King Raven has brought hope to the oppressed people of Wales--and fear to their Norman overlords. Along the way Friar Tuck has been the stalwart supporter of King Raven--bringing him much-needed guidance, wit, and faithful companionship.
Deceived by the self-serving King William and hunted by the treacherous Abbot Hugo and Sheriff de Glanville, Rhi Bran is forced to take matters into his own hands as King Raven. Aided by Tuck and his small but determined band of forest-dwelling outlaws, he ignites a rebellion that spreads through the Welsh valleys, forcing the wily monarch to marshal his army and march against little Elfael.
Filled with unforgettable characters, breathtaking suspense, and rousing battle scenes, Stephen R. Lawhead's masterful retelling of the Robin Hood legend reaches its stunning conclusion in Tuck. Steeped in Celtic mythology and the political intrigue of medieval Britain, Lawhead's trilogy conjures up an ancient past while holding a mirror to contemporary realities. Prepare for an epic tale that dares to shatter everything you thought you knew about Robin Hood.
As a writer it can be difficult to turn off that internal editor and critique everything I read. Few authors pen stories that allow me to enter their fictional worlds without being yanked out, that allow me to simply read for enjoyment. Lawhead is one of them. I read Tuck for the pleasure of it, still I had questions.
I loved the action and adventure, especially when the arrows were flying--why didn't the Normans bring their own arrows? Why did they forever enter these losing battles? One can only assume this was in keeping true to history, just as the British fought, their soldiers lined in row after row, rather than utilizing more strategic tactics.
Nevertheless, all played out well, believably, credibly. I was more than sorry to see the Banfaith--a prophetess, bard, seer Lawhead enjoys putting in his novels--die in such a horrid way, rather than knowing it was her time and tromping off to die somewhere in the woods. However, she died nobly, saving her people. As a seer, I would think she could have seen trouble coming, and hidden them away safely before the lost soldiers discovered their hidden camp. Alas! All things work for good and there was meaning even in her death.
Along with the Banfaith, one of my favorite phrases I see in Lawhead's work is his reference to God as the Swift Sure Hand. Would that we all had our own particular and unique reference to Him.
Regarding the phantom,
For as they stood looking at the boulders in their path, there arose a thin, bloodless cry--like that of the wind when it moans in the high tree branches, but no kindly breeze lifted the leaves. The soldiers glanced around furiously, trying to discover the source of the sound. The cry became a shriek, gathering strength, filling the surrounding woodland with a call at once unnatural and unnerving, full of all the mystery of the greenwood--as if the forest itself had taken voice to shout its outrage at the presence of the Ffreinc.

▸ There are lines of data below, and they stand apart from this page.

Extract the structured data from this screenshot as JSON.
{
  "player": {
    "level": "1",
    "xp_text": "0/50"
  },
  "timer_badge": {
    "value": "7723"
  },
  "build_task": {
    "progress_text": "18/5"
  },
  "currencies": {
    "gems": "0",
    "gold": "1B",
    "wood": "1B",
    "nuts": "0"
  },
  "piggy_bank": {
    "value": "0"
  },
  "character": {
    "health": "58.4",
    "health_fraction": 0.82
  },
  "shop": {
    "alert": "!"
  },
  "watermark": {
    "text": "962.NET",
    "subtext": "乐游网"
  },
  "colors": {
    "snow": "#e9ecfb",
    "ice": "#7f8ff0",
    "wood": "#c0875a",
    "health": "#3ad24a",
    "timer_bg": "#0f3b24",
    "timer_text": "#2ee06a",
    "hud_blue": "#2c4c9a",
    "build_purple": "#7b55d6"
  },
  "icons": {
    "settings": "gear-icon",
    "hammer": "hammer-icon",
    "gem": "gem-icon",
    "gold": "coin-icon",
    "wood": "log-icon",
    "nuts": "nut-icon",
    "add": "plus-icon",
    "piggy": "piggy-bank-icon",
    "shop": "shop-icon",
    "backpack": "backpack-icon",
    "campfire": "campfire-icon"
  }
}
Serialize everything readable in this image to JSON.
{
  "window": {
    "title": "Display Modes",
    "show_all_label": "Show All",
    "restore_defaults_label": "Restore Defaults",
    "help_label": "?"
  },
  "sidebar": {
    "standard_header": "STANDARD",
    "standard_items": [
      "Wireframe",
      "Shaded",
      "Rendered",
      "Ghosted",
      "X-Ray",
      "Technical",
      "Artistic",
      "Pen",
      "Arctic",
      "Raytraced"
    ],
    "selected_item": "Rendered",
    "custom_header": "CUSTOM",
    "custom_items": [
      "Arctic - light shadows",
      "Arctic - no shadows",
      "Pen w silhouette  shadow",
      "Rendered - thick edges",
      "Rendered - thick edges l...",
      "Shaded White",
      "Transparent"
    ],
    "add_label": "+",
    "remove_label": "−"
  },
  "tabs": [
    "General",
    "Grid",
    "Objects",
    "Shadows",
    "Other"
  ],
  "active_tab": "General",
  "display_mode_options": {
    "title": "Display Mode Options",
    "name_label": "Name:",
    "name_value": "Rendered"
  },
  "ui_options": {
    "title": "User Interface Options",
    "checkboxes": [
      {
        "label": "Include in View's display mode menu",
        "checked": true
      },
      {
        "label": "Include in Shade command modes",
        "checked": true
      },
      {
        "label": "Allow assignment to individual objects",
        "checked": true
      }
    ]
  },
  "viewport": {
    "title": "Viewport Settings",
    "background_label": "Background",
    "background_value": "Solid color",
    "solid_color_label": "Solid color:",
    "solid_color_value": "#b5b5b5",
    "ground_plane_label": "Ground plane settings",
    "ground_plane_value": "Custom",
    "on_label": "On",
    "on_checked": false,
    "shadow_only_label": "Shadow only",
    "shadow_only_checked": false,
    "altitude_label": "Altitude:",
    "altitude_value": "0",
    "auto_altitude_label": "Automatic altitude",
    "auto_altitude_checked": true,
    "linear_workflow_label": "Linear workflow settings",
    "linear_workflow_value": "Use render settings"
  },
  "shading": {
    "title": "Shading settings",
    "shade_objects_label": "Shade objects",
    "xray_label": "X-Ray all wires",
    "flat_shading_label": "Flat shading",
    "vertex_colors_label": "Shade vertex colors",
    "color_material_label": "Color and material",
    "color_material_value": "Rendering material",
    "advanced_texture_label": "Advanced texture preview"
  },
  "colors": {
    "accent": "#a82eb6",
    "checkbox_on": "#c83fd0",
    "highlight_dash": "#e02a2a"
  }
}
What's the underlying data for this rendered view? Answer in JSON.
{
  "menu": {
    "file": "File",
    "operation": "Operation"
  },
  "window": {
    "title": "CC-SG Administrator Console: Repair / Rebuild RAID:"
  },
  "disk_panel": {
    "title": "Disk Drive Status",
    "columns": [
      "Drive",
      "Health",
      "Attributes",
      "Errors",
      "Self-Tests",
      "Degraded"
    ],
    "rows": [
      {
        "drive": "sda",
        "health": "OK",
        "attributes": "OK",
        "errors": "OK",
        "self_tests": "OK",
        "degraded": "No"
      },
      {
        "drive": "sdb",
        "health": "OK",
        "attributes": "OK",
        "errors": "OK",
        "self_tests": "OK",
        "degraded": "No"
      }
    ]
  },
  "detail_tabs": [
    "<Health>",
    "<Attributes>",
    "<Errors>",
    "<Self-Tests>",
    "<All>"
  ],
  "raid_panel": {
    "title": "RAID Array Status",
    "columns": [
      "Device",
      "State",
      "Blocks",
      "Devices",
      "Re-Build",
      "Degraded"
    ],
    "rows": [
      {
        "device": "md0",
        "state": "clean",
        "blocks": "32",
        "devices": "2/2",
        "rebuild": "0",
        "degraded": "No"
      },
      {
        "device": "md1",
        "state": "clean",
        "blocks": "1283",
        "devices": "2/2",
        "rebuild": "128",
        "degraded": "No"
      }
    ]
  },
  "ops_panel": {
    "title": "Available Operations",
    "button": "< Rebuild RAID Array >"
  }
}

I can't begin to imagine this sound. Did Bran make this himself? Or did he use an unearthly mythical instrument of some kind. Maybe this was in playing into the mythical tone intended for the story, and I'm certainly willing to buy into it.
Stephen Lawhead is one of my favorite author, among my favorite books are Byzantium, Song of Albion series, and Scarlet.
His website: www.stephenlawhead.com